-------- Record set --------
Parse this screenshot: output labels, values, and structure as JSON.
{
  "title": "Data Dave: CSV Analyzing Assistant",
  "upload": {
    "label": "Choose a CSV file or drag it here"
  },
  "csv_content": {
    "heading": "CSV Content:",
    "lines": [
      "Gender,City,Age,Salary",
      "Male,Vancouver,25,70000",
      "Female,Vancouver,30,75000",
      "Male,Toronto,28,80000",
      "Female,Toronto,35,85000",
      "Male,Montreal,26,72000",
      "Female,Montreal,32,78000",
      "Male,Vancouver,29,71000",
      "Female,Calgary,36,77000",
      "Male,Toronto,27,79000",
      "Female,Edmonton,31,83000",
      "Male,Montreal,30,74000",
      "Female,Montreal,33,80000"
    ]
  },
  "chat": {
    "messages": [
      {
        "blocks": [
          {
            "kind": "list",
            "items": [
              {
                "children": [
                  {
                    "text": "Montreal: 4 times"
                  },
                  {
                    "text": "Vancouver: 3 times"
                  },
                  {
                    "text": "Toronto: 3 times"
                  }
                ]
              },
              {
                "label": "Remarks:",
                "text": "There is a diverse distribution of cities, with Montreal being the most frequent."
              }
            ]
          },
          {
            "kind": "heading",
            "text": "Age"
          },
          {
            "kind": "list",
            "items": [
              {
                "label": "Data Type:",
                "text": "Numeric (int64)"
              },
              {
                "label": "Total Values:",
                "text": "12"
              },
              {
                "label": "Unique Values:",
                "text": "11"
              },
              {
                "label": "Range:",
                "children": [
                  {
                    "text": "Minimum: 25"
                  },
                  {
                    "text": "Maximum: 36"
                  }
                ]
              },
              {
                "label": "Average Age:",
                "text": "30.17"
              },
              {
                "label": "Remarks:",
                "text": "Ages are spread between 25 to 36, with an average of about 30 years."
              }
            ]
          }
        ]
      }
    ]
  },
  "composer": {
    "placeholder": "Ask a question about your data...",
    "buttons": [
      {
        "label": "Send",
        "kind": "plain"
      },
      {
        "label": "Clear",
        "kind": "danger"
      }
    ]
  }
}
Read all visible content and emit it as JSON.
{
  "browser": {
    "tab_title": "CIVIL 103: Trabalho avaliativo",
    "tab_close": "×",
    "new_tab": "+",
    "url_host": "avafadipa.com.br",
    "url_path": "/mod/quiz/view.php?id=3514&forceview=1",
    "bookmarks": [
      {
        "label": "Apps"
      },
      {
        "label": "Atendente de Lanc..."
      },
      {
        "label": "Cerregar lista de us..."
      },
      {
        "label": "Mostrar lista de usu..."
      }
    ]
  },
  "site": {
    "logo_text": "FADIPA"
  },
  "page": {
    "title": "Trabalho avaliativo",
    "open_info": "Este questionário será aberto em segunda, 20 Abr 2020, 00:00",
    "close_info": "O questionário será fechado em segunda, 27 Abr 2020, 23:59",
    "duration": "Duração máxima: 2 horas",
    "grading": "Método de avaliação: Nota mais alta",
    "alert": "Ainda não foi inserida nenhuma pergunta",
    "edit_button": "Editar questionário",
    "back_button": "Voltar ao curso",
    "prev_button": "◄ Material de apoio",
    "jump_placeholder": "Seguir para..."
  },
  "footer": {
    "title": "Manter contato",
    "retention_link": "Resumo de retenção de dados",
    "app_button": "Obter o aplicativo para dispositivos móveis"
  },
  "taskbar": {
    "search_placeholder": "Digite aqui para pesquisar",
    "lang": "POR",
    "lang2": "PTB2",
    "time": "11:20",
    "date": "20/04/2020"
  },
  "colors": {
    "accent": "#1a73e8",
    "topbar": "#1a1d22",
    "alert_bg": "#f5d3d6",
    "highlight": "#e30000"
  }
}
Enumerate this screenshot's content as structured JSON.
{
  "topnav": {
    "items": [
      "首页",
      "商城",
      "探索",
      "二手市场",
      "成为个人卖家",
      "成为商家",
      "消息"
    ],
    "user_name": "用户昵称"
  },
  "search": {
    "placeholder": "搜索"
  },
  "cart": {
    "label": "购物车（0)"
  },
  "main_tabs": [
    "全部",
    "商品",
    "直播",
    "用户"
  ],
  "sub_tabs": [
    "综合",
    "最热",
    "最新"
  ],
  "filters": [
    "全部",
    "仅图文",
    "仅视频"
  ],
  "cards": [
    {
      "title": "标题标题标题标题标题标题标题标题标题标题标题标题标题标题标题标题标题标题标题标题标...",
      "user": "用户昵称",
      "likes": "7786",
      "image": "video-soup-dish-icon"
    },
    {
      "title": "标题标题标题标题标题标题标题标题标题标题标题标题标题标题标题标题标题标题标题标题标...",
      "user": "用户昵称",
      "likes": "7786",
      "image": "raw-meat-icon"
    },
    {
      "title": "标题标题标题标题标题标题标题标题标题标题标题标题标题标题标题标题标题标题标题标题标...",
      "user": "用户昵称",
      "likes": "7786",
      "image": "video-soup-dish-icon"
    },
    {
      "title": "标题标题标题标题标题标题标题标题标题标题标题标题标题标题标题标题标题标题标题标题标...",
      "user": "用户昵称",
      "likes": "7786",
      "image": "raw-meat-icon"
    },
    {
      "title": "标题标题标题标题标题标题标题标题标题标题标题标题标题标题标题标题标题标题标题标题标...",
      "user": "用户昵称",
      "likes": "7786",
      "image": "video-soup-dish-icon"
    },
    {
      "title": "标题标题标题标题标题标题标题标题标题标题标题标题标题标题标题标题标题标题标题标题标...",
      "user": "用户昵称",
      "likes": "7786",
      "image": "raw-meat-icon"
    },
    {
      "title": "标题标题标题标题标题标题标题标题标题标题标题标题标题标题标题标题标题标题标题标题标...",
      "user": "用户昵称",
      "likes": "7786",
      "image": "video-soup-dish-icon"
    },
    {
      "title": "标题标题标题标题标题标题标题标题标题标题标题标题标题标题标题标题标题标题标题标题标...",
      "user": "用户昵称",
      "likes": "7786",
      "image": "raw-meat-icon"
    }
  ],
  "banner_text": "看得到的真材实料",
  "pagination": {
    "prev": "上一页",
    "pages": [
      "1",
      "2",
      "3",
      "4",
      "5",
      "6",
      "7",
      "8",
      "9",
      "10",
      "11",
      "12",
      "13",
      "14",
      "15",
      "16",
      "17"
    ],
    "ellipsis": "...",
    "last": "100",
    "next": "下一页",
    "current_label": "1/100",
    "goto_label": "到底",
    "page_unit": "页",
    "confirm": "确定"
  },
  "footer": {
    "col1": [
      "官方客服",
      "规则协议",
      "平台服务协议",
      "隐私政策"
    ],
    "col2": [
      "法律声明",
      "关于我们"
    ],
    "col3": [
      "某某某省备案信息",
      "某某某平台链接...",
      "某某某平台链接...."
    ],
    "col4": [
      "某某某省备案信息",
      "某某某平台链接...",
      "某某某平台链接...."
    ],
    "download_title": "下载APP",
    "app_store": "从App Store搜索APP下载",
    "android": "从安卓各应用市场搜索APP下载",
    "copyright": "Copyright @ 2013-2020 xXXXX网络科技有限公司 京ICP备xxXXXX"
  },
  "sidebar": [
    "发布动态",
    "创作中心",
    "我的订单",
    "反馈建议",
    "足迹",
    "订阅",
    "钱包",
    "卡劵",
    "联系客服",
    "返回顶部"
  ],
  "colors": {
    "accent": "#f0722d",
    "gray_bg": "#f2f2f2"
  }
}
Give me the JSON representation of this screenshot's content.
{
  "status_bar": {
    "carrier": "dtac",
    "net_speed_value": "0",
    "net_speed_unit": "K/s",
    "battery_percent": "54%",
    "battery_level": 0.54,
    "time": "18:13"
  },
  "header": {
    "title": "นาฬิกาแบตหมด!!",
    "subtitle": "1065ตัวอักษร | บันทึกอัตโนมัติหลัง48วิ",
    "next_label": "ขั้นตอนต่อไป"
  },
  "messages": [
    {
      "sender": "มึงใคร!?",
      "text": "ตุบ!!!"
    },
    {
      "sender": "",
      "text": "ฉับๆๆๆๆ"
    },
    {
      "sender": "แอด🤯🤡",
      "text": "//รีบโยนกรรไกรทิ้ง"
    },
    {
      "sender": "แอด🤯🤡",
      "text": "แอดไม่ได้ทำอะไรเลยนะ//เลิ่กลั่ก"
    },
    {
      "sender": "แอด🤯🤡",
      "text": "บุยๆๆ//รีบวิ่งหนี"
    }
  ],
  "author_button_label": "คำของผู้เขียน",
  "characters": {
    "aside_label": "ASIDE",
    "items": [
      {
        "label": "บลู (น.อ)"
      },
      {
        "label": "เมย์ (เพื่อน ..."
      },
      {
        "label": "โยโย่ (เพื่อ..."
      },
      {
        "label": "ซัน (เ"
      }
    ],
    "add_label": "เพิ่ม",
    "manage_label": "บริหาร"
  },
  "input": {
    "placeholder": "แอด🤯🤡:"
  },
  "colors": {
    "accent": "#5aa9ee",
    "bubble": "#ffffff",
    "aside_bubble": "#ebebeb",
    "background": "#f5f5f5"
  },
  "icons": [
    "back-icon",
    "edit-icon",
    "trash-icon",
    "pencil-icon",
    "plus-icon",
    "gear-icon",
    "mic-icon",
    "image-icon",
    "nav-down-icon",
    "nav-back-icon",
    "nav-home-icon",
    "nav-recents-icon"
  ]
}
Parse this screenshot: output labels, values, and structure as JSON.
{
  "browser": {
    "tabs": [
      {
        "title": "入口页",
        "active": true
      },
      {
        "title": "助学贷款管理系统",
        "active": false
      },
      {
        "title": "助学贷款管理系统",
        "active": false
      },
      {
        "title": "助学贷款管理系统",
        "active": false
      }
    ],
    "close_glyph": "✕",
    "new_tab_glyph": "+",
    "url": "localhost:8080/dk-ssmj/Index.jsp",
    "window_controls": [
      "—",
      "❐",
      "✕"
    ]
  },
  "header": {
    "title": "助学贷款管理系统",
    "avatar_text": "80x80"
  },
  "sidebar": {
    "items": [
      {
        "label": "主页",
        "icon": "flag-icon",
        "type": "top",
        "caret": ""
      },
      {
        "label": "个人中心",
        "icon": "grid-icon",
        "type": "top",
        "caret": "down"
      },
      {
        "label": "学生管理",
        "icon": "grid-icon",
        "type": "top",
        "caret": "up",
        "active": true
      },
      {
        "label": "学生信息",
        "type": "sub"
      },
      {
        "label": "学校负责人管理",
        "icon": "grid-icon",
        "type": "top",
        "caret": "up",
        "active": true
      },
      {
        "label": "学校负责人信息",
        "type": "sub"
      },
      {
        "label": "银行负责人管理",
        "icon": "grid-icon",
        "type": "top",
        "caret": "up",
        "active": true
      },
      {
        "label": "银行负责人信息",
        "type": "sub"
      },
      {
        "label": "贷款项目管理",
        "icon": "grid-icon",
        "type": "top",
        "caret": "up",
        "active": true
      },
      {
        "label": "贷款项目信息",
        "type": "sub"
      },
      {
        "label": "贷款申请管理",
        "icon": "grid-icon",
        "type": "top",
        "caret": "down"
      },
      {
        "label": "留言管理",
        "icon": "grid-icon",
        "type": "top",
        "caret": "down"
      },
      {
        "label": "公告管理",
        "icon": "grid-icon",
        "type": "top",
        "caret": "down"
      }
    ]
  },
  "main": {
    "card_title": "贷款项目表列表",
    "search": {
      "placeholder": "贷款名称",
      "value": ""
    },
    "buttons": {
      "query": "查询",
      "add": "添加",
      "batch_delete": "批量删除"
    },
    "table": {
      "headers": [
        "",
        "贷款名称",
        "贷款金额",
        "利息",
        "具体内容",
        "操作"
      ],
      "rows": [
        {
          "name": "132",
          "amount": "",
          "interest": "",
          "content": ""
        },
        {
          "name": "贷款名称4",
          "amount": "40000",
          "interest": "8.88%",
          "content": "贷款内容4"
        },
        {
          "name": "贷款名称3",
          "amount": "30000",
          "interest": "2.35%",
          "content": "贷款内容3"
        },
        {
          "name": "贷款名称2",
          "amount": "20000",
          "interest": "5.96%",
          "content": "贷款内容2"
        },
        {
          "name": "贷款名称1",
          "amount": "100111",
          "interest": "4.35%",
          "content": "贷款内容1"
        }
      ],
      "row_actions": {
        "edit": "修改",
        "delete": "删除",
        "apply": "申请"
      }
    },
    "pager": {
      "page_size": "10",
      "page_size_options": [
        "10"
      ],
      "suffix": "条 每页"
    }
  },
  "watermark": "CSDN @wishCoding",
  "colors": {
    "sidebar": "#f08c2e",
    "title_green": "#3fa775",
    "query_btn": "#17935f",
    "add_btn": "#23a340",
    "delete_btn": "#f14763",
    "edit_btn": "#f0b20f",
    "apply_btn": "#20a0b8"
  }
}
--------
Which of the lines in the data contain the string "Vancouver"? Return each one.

● **Task answer**:
      "Male,Vancouver,25,70000",
      "Female,Vancouver,30,75000",
      "Male,Vancouver,29,71000",
                    "text": "Vancouver: 3 times"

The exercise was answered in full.